Dr. E. Faye Williams, Esq.
This coronavirus that has us sheltering in place has taken some through many different emotions. Some have experienced fear, concern, stress and many negative feelings. There’re some who’ve used this time to do positive things that carry with them hope and good feelings about what they’ve been able to do for themselves and for others. I encourage you to try looking on the bright side of what’s going on in your life. I’ll tell you first what I do. Every day, several times each day, I say a prayer for someone or something and I immediately feel better. I take a walk outside and just observe the beauty of the flowers, the sky and environment in general. I find there’s always something out there that makes me smile.
Even though I have on my mask and gloves, I bow my head each time I come near anyone just to let them know I see them and I acknowledge their humanity. I can’t always tell if they acknowledge my recognition of them, but I feel good knowing I have acknowledged them. There’re so many things one can do so as not to sit around and bemoan the fact that this virus may have changed our lives forever. It’s so important to be physically and mentally active. In my case, I walk between four and five miles per day. One day during the past week, I walked 5.2 miles. Imagine how excited I was about that extra .2 miles! That may not sound like such a big deal, but I knew how long it had taken me to get there! I put that in my success column. You don’t have to do all the big things immediately. Try a gradual approach to whatever it is you set as a goal.
In my case, I’m ready to set a new walking goal. That helps to keep my mind off negative things I might be thinking if I just sat around saying, “Poor me.” Often when you are looking for answers, you can find them within yourself. Get the attention off yourself while thinking of something else. Read a good book — one that you can’t put down until you’re finished. Call a friend to share what you’ve just read. If you tell the story of what you’ve read in an exciting manner, it’s possible you can get your friend’s mind off the negative and proceed to do just what you’re doing. Don’t tell yourself you can’t do certain things. Learn to do the thing you’ve been saying you can’t do. Gather facts instead of sitting around in fear. Get involved in an online seminar or learn a new language. There’re so many great things you can do. In my case, along with Bishop Joe Simon.

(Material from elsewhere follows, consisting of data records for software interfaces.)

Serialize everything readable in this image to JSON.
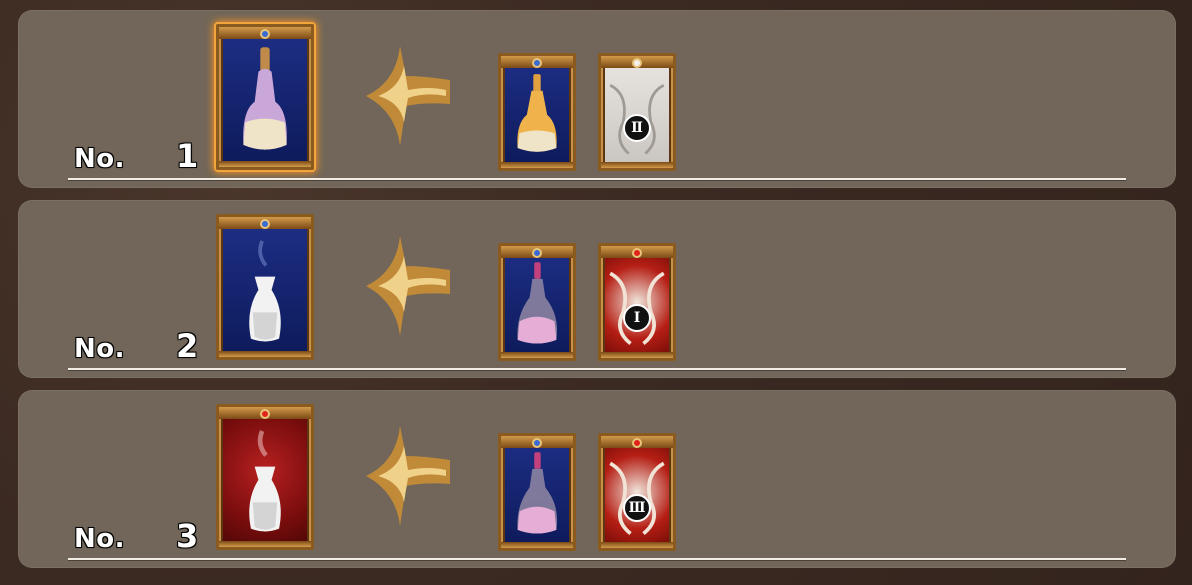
{
  "rows": [
    {
      "label": "No.",
      "number": "1",
      "result": {
        "icon": "purple-bottle-icon",
        "frame": "blue",
        "selected": true
      },
      "ingredients": [
        {
          "icon": "gold-bottle-icon",
          "frame": "blue"
        },
        {
          "icon": "white-crest-rank-ii-icon",
          "frame": "white",
          "rank": "Ⅱ"
        }
      ]
    },
    {
      "label": "No.",
      "number": "2",
      "result": {
        "icon": "white-vase-icon",
        "frame": "blue",
        "selected": false
      },
      "ingredients": [
        {
          "icon": "pink-flask-icon",
          "frame": "blue"
        },
        {
          "icon": "red-crest-rank-i-icon",
          "frame": "red",
          "rank": "Ⅰ"
        }
      ]
    },
    {
      "label": "No.",
      "number": "3",
      "result": {
        "icon": "white-vase-smoke-icon",
        "frame": "red",
        "selected": false
      },
      "ingredients": [
        {
          "icon": "pink-flask-icon",
          "frame": "blue"
        },
        {
          "icon": "red-crest-rank-iii-icon",
          "frame": "red",
          "rank": "Ⅲ"
        }
      ]
    }
  ]
}
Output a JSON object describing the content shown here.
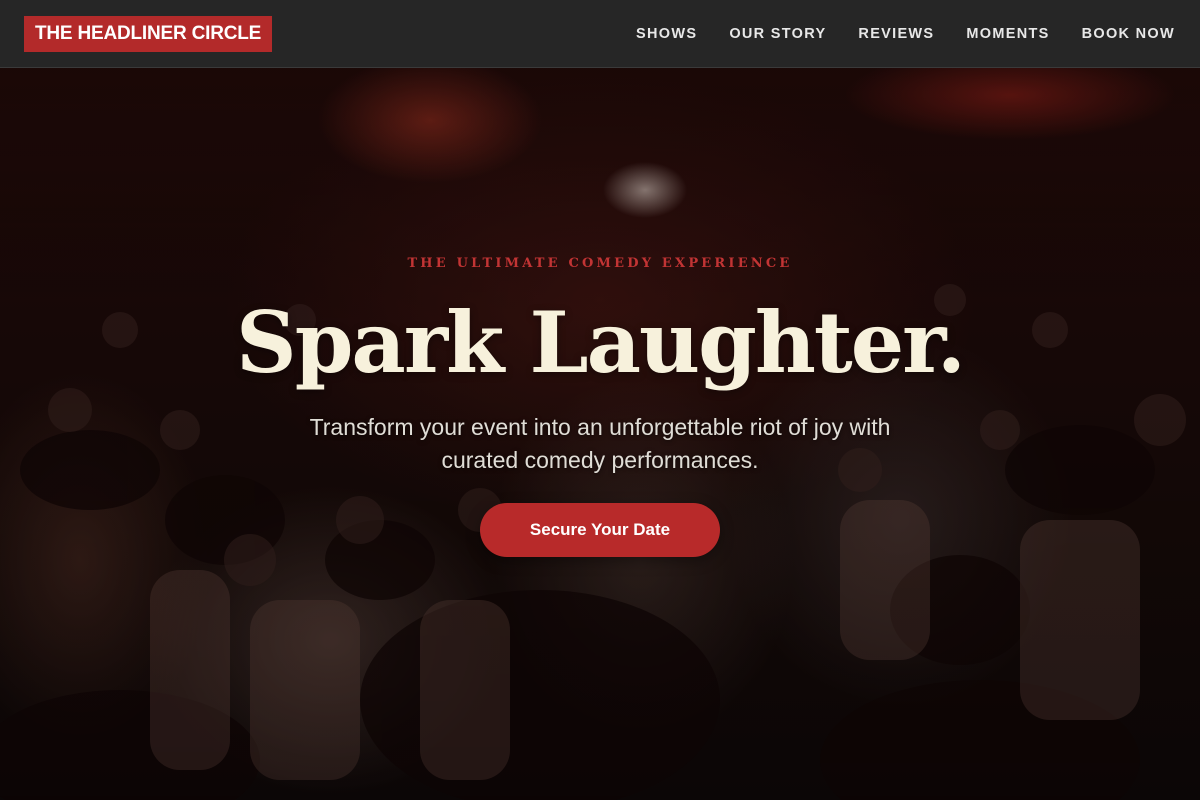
{
  "brand": {
    "name": "THE HEADLINER CIRCLE"
  },
  "nav": {
    "items": [
      {
        "label": "SHOWS"
      },
      {
        "label": "OUR STORY"
      },
      {
        "label": "REVIEWS"
      },
      {
        "label": "MOMENTS"
      },
      {
        "label": "BOOK NOW"
      }
    ]
  },
  "hero": {
    "eyebrow": "THE ULTIMATE COMEDY EXPERIENCE",
    "headline": "Spark Laughter.",
    "subhead": "Transform your event into an unforgettable riot of joy with curated comedy performances.",
    "cta_label": "Secure Your Date"
  },
  "colors": {
    "accent": "#b82a2a",
    "nav_background": "#262626",
    "headline": "#f7f1dc",
    "eyebrow": "#c23434"
  }
}
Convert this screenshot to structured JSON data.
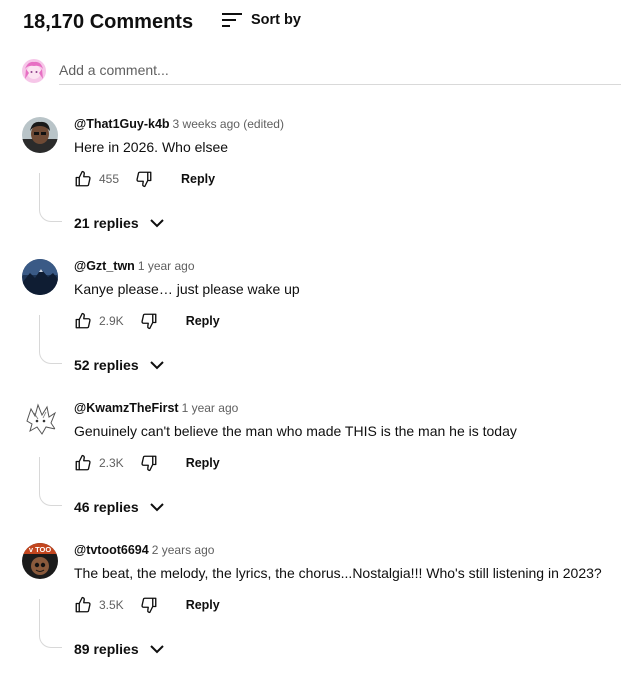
{
  "header": {
    "comment_count": "18,170 Comments",
    "sort_label": "Sort by",
    "sort_icon": "sort-lines-icon"
  },
  "add_comment": {
    "placeholder": "Add a comment..."
  },
  "comments": [
    {
      "author": "@That1Guy-k4b",
      "time": "3 weeks ago (edited)",
      "text": "Here in 2026. Who elsee",
      "likes": "455",
      "reply_label": "Reply",
      "replies_label": "21 replies"
    },
    {
      "author": "@Gzt_twn",
      "time": "1 year ago",
      "text": "Kanye please… just please wake up",
      "likes": "2.9K",
      "reply_label": "Reply",
      "replies_label": "52 replies"
    },
    {
      "author": "@KwamzTheFirst",
      "time": "1 year ago",
      "text": "Genuinely can't believe the man who made THIS is the man he is today",
      "likes": "2.3K",
      "reply_label": "Reply",
      "replies_label": "46 replies"
    },
    {
      "author": "@tvtoot6694",
      "time": "2 years ago",
      "text": "The beat, the melody, the lyrics,  the chorus...Nostalgia!!! Who's still listening in 2023?",
      "likes": "3.5K",
      "reply_label": "Reply",
      "replies_label": "89 replies",
      "avatar_text": "v TOO"
    }
  ]
}
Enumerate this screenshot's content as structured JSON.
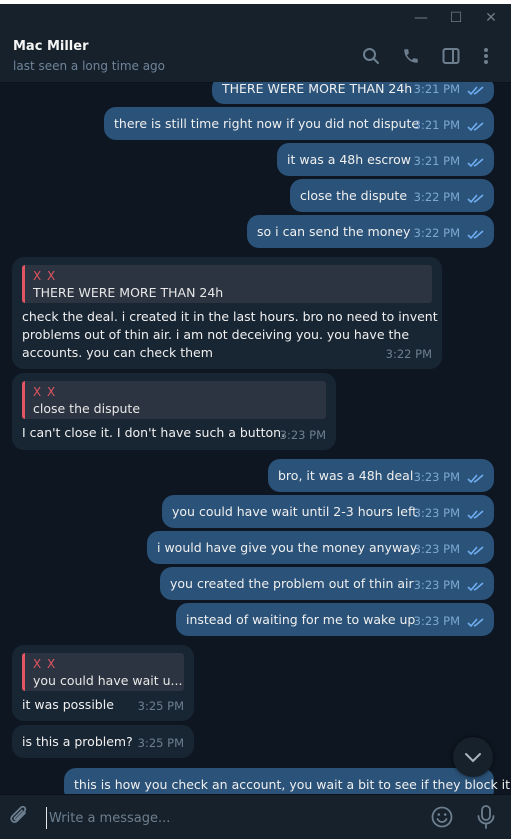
{
  "window": {
    "minimize": "—",
    "maximize": "☐",
    "close": "✕"
  },
  "header": {
    "title": "Mac Miller",
    "status": "last seen a long time ago"
  },
  "messages": [
    {
      "dir": "out",
      "text": "THERE WERE MORE THAN 24h",
      "time": "3:21 PM"
    },
    {
      "dir": "out",
      "text": "there is still time right now if you did not dispute",
      "time": "3:21 PM"
    },
    {
      "dir": "out",
      "text": "it was a 48h escrow",
      "time": "3:21 PM"
    },
    {
      "dir": "out",
      "text": "close the dispute",
      "time": "3:22 PM"
    },
    {
      "dir": "out",
      "text": "so i can send the money",
      "time": "3:22 PM"
    },
    {
      "dir": "in",
      "reply_name": "X X",
      "reply_text": "THERE WERE MORE THAN 24h",
      "lines": [
        "check the deal. i created it in the last hours. bro no need to invent",
        "problems out of thin air. i am not deceiving you. you have the",
        "accounts. you can check them"
      ],
      "time": "3:22 PM"
    },
    {
      "dir": "in",
      "reply_name": "X X",
      "reply_text": "close the dispute",
      "lines": [
        "I can't close it. I don't have such a button."
      ],
      "time": "3:23 PM"
    },
    {
      "dir": "out",
      "text": "bro, it was a 48h deal",
      "time": "3:23 PM"
    },
    {
      "dir": "out",
      "text": "you could have wait until 2-3 hours left",
      "time": "3:23 PM"
    },
    {
      "dir": "out",
      "text": "i would have give you the money anyway",
      "time": "3:23 PM"
    },
    {
      "dir": "out",
      "text": "you created the problem out of thin air",
      "time": "3:23 PM"
    },
    {
      "dir": "out",
      "text": "instead of waiting for me to wake up",
      "time": "3:23 PM"
    },
    {
      "dir": "in",
      "reply_name": "X X",
      "reply_text": "you could have wait u...",
      "lines": [
        "it was possible"
      ],
      "time": "3:25 PM"
    },
    {
      "dir": "in",
      "lines": [
        "is this a problem?"
      ],
      "time": "3:25 PM"
    },
    {
      "dir": "out",
      "text": "this is how you check an account, you wait a bit to see if they block it",
      "time": ""
    }
  ],
  "composer": {
    "placeholder": "Write a message..."
  },
  "colors": {
    "outgoing": "#2b5278",
    "incoming": "#182533",
    "background": "#0e1621",
    "accent": "#e05561",
    "check": "#6eaef0"
  }
}
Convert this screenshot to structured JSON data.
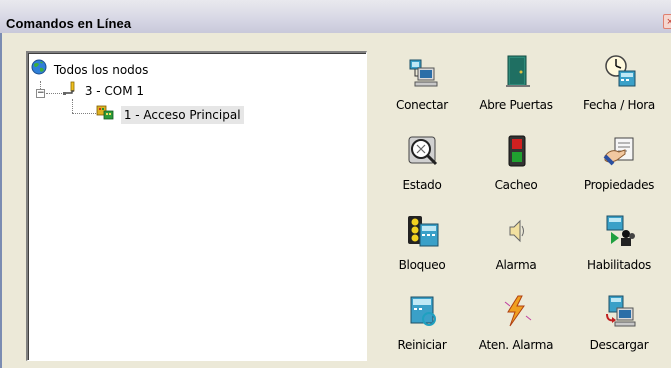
{
  "window": {
    "title": "Comandos en Línea",
    "close_glyph": "×"
  },
  "tree": {
    "root": {
      "label": "Todos los nodos",
      "icon": "globe-icon"
    },
    "port": {
      "label": "3 - COM 1",
      "icon": "serial-plug-icon",
      "expander": "−"
    },
    "node": {
      "label": "1 - Acceso Principal",
      "icon": "controller-node-icon"
    }
  },
  "commands": [
    {
      "label": "Conectar",
      "icon": "computer-network-icon"
    },
    {
      "label": "Abre Puertas",
      "icon": "door-icon"
    },
    {
      "label": "Fecha / Hora",
      "icon": "clock-icon"
    },
    {
      "label": "Estado",
      "icon": "magnifier-icon"
    },
    {
      "label": "Cacheo",
      "icon": "signal-light-icon"
    },
    {
      "label": "Propiedades",
      "icon": "hand-document-icon"
    },
    {
      "label": "Bloqueo",
      "icon": "traffic-light-icon"
    },
    {
      "label": "Alarma",
      "icon": "speaker-icon"
    },
    {
      "label": "Habilitados",
      "icon": "users-icon"
    },
    {
      "label": "Reiniciar",
      "icon": "restart-icon"
    },
    {
      "label": "Aten. Alarma",
      "icon": "lightning-icon"
    },
    {
      "label": "Descargar",
      "icon": "download-computer-icon"
    }
  ]
}
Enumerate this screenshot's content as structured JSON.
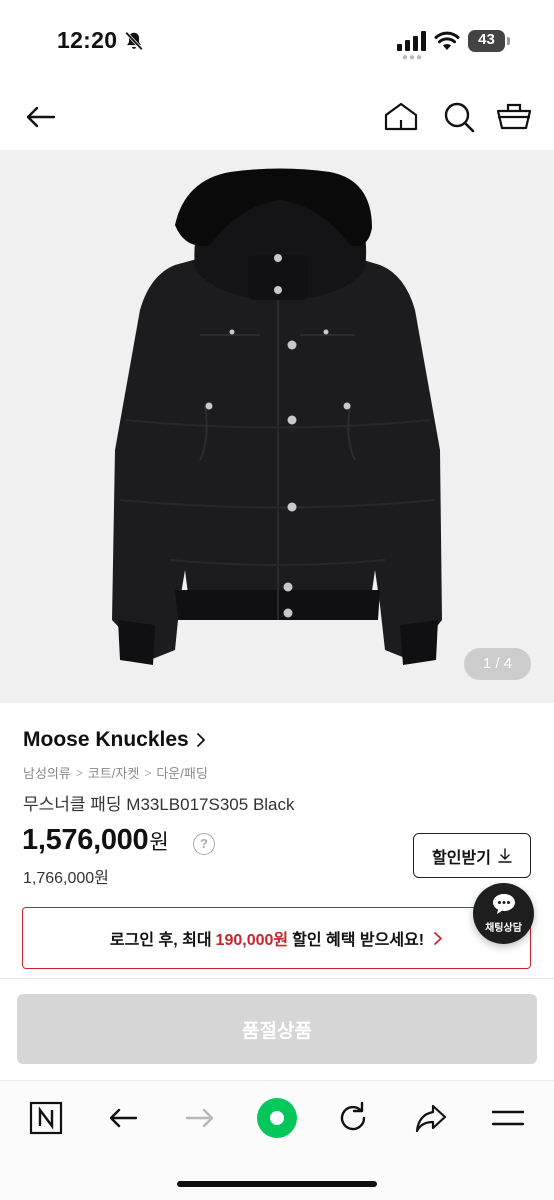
{
  "status": {
    "time": "12:20",
    "battery": "43"
  },
  "header": {
    "back_icon": "arrow-left-icon",
    "home_icon": "home-icon",
    "search_icon": "search-icon",
    "cart_icon": "basket-icon"
  },
  "gallery": {
    "counter": "1 / 4"
  },
  "product": {
    "brand": "Moose Knuckles",
    "breadcrumb": [
      "남성의류",
      "코트/자켓",
      "다운/패딩"
    ],
    "name": "무스너클 패딩 M33LB017S305 Black",
    "price": "1,576,000",
    "price_unit": "원",
    "price_help": "?",
    "original_price": "1,766,000원"
  },
  "coupon": {
    "label": "할인받기"
  },
  "chat": {
    "label": "채팅상담"
  },
  "promo": {
    "before": "로그인 후, 최대",
    "amount": "190,000원",
    "after": "할인 혜택 받으세요!"
  },
  "purchase": {
    "soldout_label": "품절상품"
  },
  "colors": {
    "accent_red": "#c8252c",
    "naver_green": "#03c75a",
    "disabled_gray": "#d6d6d6"
  }
}
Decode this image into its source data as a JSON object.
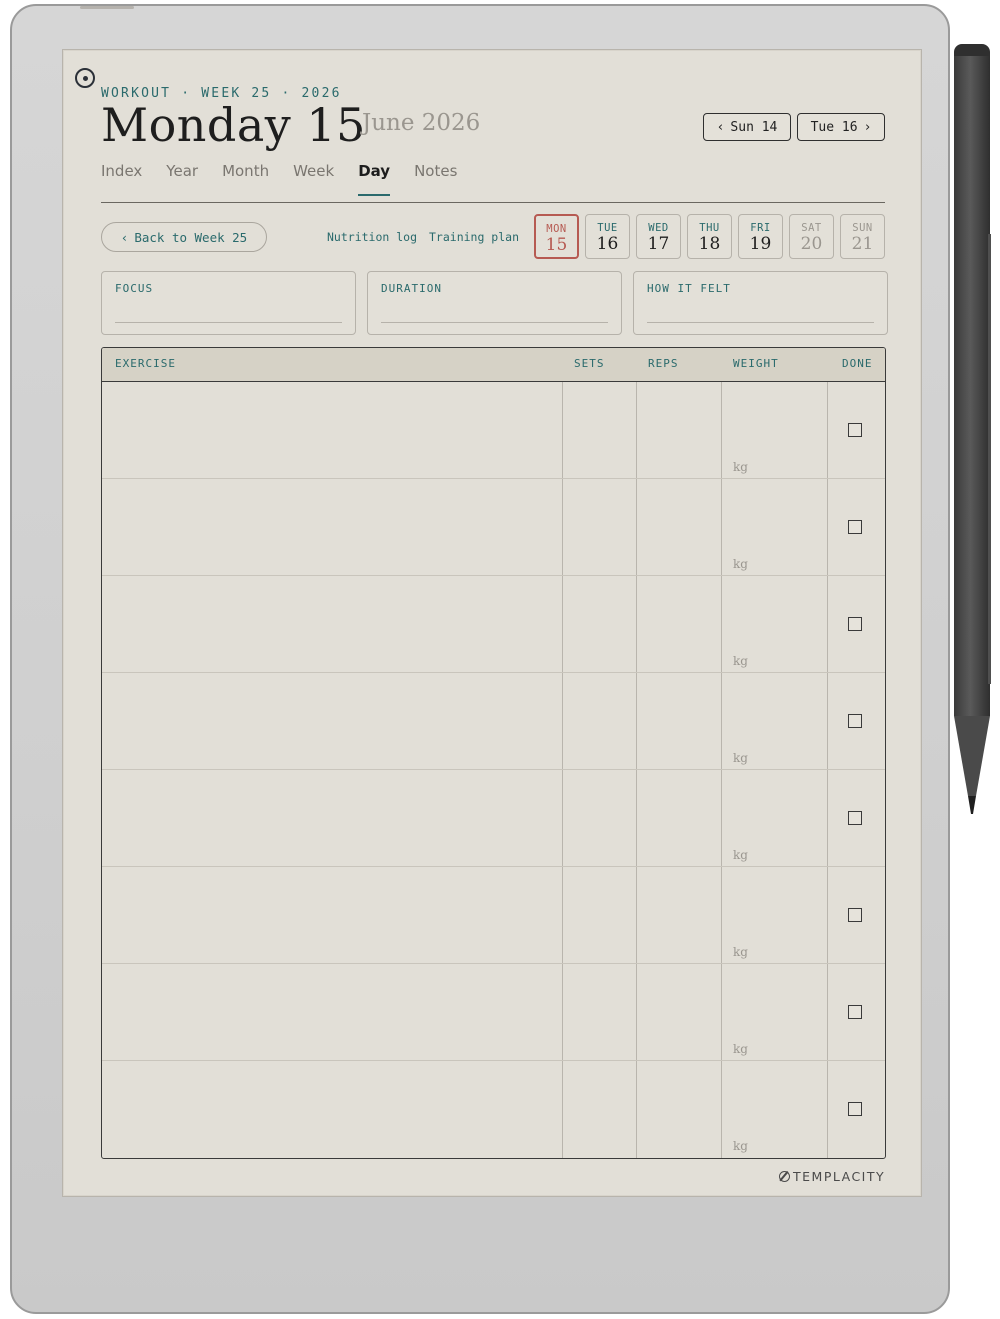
{
  "header": {
    "kicker": "WORKOUT · WEEK 25 · 2026",
    "title": "Monday 15",
    "subtitle": "June 2026",
    "prev_day": "Sun 14",
    "next_day": "Tue 16"
  },
  "tabs": [
    {
      "label": "Index",
      "active": false
    },
    {
      "label": "Year",
      "active": false
    },
    {
      "label": "Month",
      "active": false
    },
    {
      "label": "Week",
      "active": false
    },
    {
      "label": "Day",
      "active": true
    },
    {
      "label": "Notes",
      "active": false
    }
  ],
  "subnav": {
    "back": "Back to Week 25",
    "nutrition": "Nutrition log",
    "training": "Training plan"
  },
  "days": [
    {
      "dow": "MON",
      "num": "15"
    },
    {
      "dow": "TUE",
      "num": "16"
    },
    {
      "dow": "WED",
      "num": "17"
    },
    {
      "dow": "THU",
      "num": "18"
    },
    {
      "dow": "FRI",
      "num": "19"
    },
    {
      "dow": "SAT",
      "num": "20"
    },
    {
      "dow": "SUN",
      "num": "21"
    }
  ],
  "fields": {
    "focus": "FOCUS",
    "duration": "DURATION",
    "felt": "HOW IT FELT"
  },
  "table": {
    "headers": {
      "exercise": "EXERCISE",
      "sets": "SETS",
      "reps": "REPS",
      "weight": "WEIGHT",
      "done": "DONE"
    },
    "unit": "kg",
    "row_count": 8
  },
  "brand": "TEMPLACITY",
  "icons": {
    "menu": "circle-dot-icon",
    "prev": "chevron-left-icon",
    "next": "chevron-right-icon",
    "brand": "templacity-logo-icon"
  },
  "colors": {
    "accent": "#2a6a6c",
    "current_day": "#b65a52",
    "paper": "#e2dfd7",
    "muted": "#9a968f"
  }
}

I’m soliciting unregistered voters. Along with members of the National Congress of Black Women, we’re teaching people how to register online. It’s easy. Help by steering people who aren’t registered to www.usa.gov/register-to-vote. Tell them to check Voting and Elections and follow the prompts. If they have a problem, they can call 877-805-8447. There’ll be someone to assist them. There’s another easy project you can do to help while taking your mind off your fears. Adopt a nursing home. Call the director and find out what products would be helpful for you to donate. Ship the products without ever having to go to the nursing home. If you’re looking for answers, whatever you do, instead of sitting around in fear, think solutions by making a list of at least 10 things you’re capable of doing. Select from the list and do as many as you can. Don’t just sit around in fear.
Dr. E. Faye Williams is National President of the National Congress of Black Women and Host of “Wake Up and Stay Woke” on WPFW-FM 89.3.